Strawberry Tart

Last week, the lovely Tara arrived on my doorstep with a gargantuan basket? bowl? bucket? of strawberries fresh from Sancha, a favourite Great Wall getaway of ours. There were clearly way too many to eat. So, I cleaned, sliced and froze them in anticipation of a culinary moment.

On the weekend we held a massive cocktail party at our house, so I decided to go looking for a delicious strawberry recipe! I chanced upon Smitten Kitchen‘s beautiful recipe. I got very excited about the beautiful pictures and gave it a try.

My pre-baked pastry! It rolled out well and was pretty easy to work with. The recipe suggested that I rolled it out between gladwrap but I found that wasn’t needed.

I haven’t got a photo of the filling. I was too worried about something going wrong and was so focussed on whisking! It was amazing though! I followed the recipe step-by-step… and voila! I had a perfectly thick, custardy filling!

Here’s me adding the ruby red strawberries at the party. And a sneak peak at my little Chinese kitchen!

Mmmmm…. and yes, it was as delicious as it looks. It was kinda yum to have freshly defrosted strawberries too. It added a frosty, icy texture. I don’t think they’d be too good if you let them sit for too long though, I had a feeling that they would continue to lose liquid. However, the tart didn’t last long enough to find that out.

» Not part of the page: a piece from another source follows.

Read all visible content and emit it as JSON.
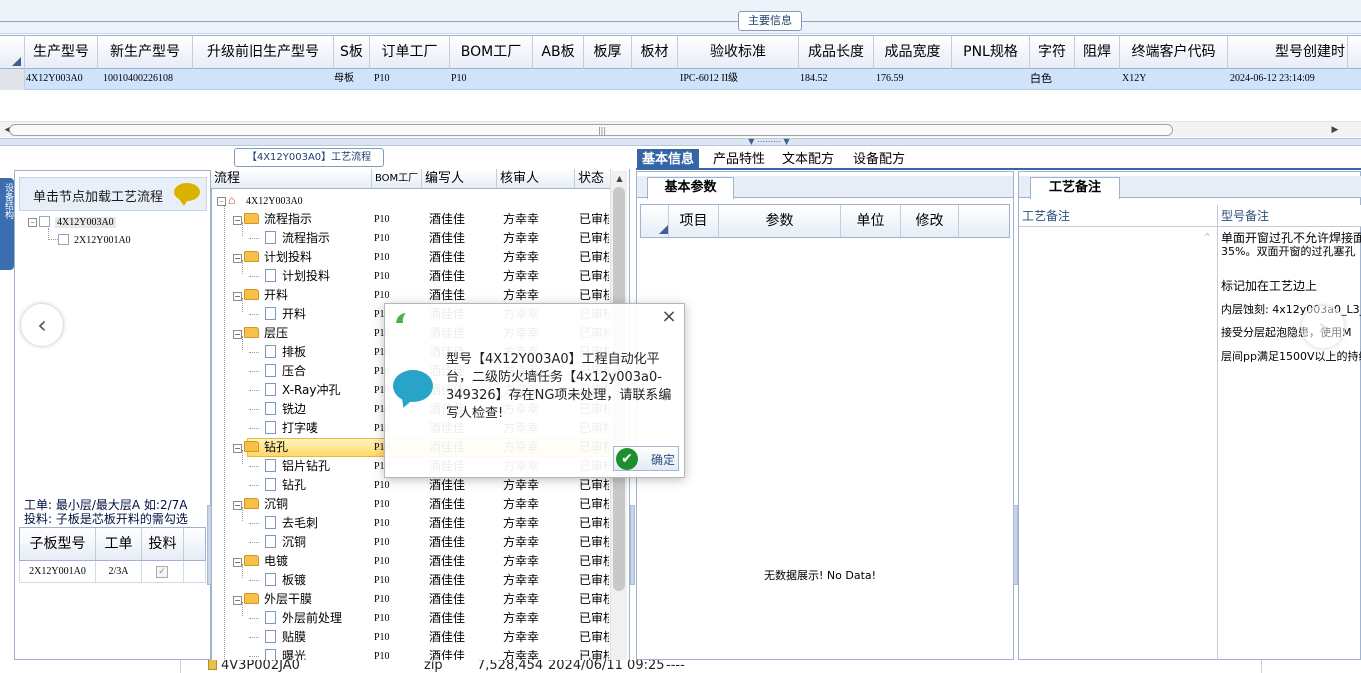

(I’m just excited that there are still more strawberries in the freezer!)